While the polygraph technique is highly accurate, it is not infallible and errors can occur. According to the American Polygraph Association over 250 studies have been conducted on the accuracy of polygraph testing during the past 25 years. Recent research reveals that the accuracy of the new computerized polygraph stytem is close to 100%.

Most errors occur with inexperienced polygraph examiners. Just as one doctor can look at an x-ray, and not see a problem, while the next, more experienced doctor can, so it goes with polygraph charts.

Occationaly you will hear reports from those who fear the polygraph may not be accurate. The APA answers them with this:

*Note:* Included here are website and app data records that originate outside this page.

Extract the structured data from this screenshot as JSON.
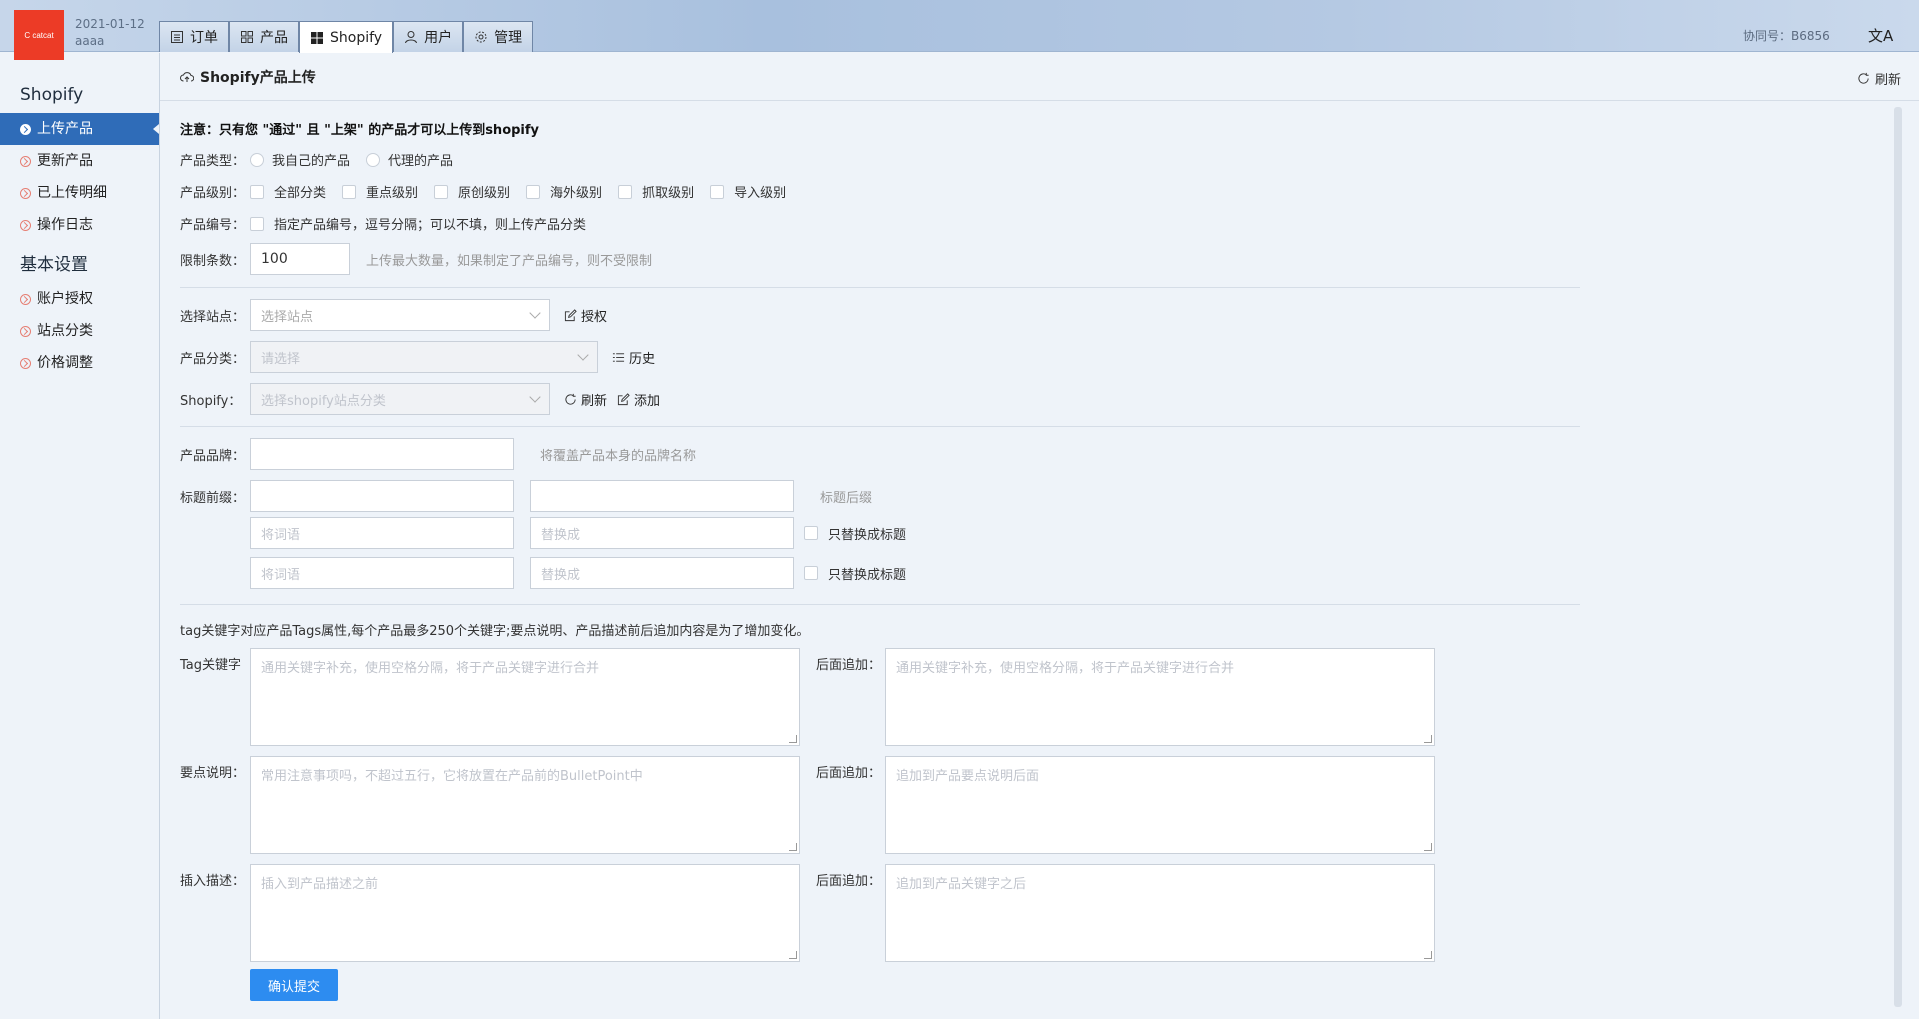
{
  "topbar": {
    "logo_text": "C catcat",
    "date": "2021-01-12",
    "user": "aaaa",
    "tabs": [
      {
        "label": "订单",
        "icon": "list-icon"
      },
      {
        "label": "产品",
        "icon": "grid-icon"
      },
      {
        "label": "Shopify",
        "icon": "grid-filled-icon",
        "active": true
      },
      {
        "label": "用户",
        "icon": "user-icon"
      },
      {
        "label": "管理",
        "icon": "gear-icon"
      }
    ],
    "xiehao": "协同号：B6856",
    "lang_icon": "文A"
  },
  "sidebar": {
    "section1": "Shopify",
    "items1": [
      "上传产品",
      "更新产品",
      "已上传明细",
      "操作日志"
    ],
    "section2": "基本设置",
    "items2": [
      "账户授权",
      "站点分类",
      "价格调整"
    ]
  },
  "header": {
    "title": "Shopify产品上传",
    "refresh": "刷新"
  },
  "form": {
    "note": "注意：只有您 \"通过\" 且 \"上架\" 的产品才可以上传到shopify",
    "type_label": "产品类型：",
    "type_options": [
      "我自己的产品",
      "代理的产品"
    ],
    "level_label": "产品级别：",
    "level_options": [
      "全部分类",
      "重点级别",
      "原创级别",
      "海外级别",
      "抓取级别",
      "导入级别"
    ],
    "code_label": "产品编号：",
    "code_hint": "指定产品编号，逗号分隔；可以不填，则上传产品分类",
    "limit_label": "限制条数：",
    "limit_value": "100",
    "limit_hint": "上传最大数量，如果制定了产品编号，则不受限制",
    "site_label": "选择站点：",
    "site_placeholder": "选择站点",
    "auth_link": "授权",
    "category_label": "产品分类：",
    "category_placeholder": "请选择",
    "history_link": "历史",
    "shopify_label": "Shopify：",
    "shopify_placeholder": "选择shopify站点分类",
    "shopify_refresh": "刷新",
    "shopify_add": "添加",
    "brand_label": "产品品牌：",
    "brand_hint": "将覆盖产品本身的品牌名称",
    "prefix_label": "标题前缀：",
    "suffix_hint": "标题后缀",
    "replace_ph1": "将词语",
    "replace_ph2": "替换成",
    "replace_only": "只替换成标题",
    "tag_note": "tag关键字对应产品Tags属性,每个产品最多250个关键字;要点说明、产品描述前后追加内容是为了增加变化。",
    "tag_label": "Tag关键字",
    "tag_ph": "通用关键字补充，使用空格分隔，将于产品关键字进行合并",
    "append_label": "后面追加：",
    "append_tag_ph": "通用关键字补充，使用空格分隔，将于产品关键字进行合并",
    "bullet_label": "要点说明：",
    "bullet_ph": "常用注意事项吗，不超过五行，它将放置在产品前的BulletPoint中",
    "append_bullet_ph": "追加到产品要点说明后面",
    "desc_label": "插入描述：",
    "desc_ph": "插入到产品描述之前",
    "append_desc_ph": "追加到产品关键字之后",
    "submit": "确认提交"
  }
}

One of the problems in discussing accuracy figures and the differences between the statistics quoted by proponents and opponents of the polygraph technique is the way that the figures are calculated. At the risk of over simplification, critics, who often don't understand polygraph testing, classify inconclusive test results as errors. In the real life setting an inconclusive result simply means that the examiner is unable to render a definite diagnosis. In such cases a second examination is usually conducted at a later date. To illustrate how the inclusion of inconclusive test results can distort accuracy figures, consider the following example: If 10 polygraph examinations are administered and the examiner is correct in 7 decisions, wrong in 1 and has 2 inconclusive test results, we calculate the accuracy rate as 87.5% (8 definitive results, 7 of which were correct.) Critics of the polygraph technique would calculate the accuracy rate in this example as 70%, (10 examinations with 7 correct decisions.) Since those who use polygraph testing do not consider inconclusive test results as negative, and do not hold them against the examinee, to consider them as errors is clearly misleading and certainly skews the figures.